Roger Hudson details the rebuilding of the world’s first theme park in south London in 1853.
The extent to which Britons were involved in slave-ownership has been laid bare by a project based at University College London. Katie Donington shows how one family profited.
Elizabeth Garrett Anderson passed her medical exams on 28 September 1865.
The Paleolithic illustrations were found on 12 September 1940.
The Stuart banner was raised on 6 September 1715.
The man born Lev Bronstein was attacked on August 20th, 1940. He died the following day.
Behind the beautiful work of the ‘Father of Glasgow’ lay a deep and lasting love.
The Nazis believed that Islamic forces would prove crucial wartime allies. But, as David Motadel shows, the Muslim world was unwilling to be swayed by the Third Reich's advances.
Bulgaria suffered a swift and devastating defeat in the First World War, due, G.D. Sheppard argues, to its peasant leader-in-waiting’s shrewd use of propaganda.
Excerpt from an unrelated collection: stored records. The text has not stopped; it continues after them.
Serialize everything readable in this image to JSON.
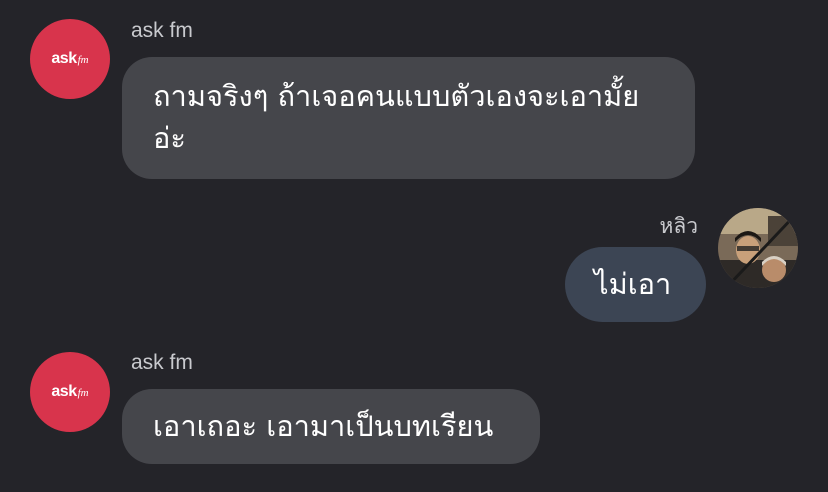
{
  "messages": [
    {
      "sender": "ask fm",
      "avatar_text_main": "ask",
      "avatar_text_sub": "fm",
      "text": "ถามจริงๆ ถ้าเจอคนแบบตัวเองจะเอามั้ยอ่ะ"
    },
    {
      "sender": "หลิว",
      "text": "ไม่เอา"
    },
    {
      "sender": "ask fm",
      "avatar_text_main": "ask",
      "avatar_text_sub": "fm",
      "text": "เอาเถอะ เอามาเป็นบทเรียน"
    }
  ],
  "colors": {
    "background": "#242429",
    "incoming_bubble": "#45464b",
    "outgoing_bubble": "#3c4554",
    "askfm_brand": "#d8344c"
  }
}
Britain’s American colonies were widely thought to be peopled by miscreants and ‘desperate villains’. Rachel Christian describes the reality for those who found a new life across the Atlantic.
With the BBC Charter renewal in the news, Taylor Downing recommends studies of the institution’s past, present and future.
The Civil War began in Scotland, so why did its radical ideas not appear to take hold north of the border?
The monumental city of Persepolis was the pride of the Persian empire until its destruction by fire. Richard Stoneman revisits its builders, Darius and Xerxes, and their role in its construction.
One of the most brilliant intellectuals of his age, Isaiah Berlin voiced impeccably liberal views. Yet were his political beliefs compromised by some unsavoury associations?
The neglected life of a political idealist, whose 30-year ordeal, hidden from the world, spans a period of momentous change in Spain.
Far from a static system, Anglo-Saxon personal names reflected societal changes.
The quest for justice for maligned figures in our past forces us to question the notion of historical truth and objectivity.
Poorly paid and treated with contempt, the plight of early career researchers in the humanities is the result of a systemic betrayal of a generation of academics, argues Mathew Lyons.